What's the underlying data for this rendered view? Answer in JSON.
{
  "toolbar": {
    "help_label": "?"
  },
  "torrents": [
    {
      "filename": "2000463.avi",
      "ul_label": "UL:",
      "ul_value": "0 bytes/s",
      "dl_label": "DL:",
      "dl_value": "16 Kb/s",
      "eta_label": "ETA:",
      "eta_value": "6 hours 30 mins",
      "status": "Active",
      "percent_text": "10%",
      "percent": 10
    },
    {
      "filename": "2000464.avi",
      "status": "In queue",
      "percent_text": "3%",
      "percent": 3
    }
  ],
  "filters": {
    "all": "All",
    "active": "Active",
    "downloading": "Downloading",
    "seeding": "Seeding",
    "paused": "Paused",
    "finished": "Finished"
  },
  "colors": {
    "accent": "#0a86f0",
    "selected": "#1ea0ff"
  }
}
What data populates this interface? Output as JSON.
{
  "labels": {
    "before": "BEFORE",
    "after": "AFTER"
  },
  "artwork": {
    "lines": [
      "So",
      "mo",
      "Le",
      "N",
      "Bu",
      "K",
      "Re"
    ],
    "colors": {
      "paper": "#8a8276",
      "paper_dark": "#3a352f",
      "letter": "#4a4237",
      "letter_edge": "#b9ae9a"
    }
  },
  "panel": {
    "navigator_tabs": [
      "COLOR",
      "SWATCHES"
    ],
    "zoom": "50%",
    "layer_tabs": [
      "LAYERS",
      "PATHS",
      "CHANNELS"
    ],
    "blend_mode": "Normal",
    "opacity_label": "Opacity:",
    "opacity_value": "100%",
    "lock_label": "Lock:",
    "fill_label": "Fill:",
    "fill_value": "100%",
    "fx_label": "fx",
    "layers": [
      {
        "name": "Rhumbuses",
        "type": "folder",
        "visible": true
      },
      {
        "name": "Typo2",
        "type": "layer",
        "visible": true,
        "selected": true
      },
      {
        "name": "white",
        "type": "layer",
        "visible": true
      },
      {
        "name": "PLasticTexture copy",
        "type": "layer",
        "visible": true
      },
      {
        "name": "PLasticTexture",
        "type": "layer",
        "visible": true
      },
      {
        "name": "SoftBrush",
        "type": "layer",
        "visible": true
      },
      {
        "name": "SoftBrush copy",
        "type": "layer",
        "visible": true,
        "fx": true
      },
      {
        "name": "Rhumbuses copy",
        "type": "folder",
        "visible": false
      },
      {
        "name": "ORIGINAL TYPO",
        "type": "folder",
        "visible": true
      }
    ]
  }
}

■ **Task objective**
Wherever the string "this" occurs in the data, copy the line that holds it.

■ **Response box**
What's the underlying data for this rendered view? Answer in JSON.
What data populates this interface? Output as JSON.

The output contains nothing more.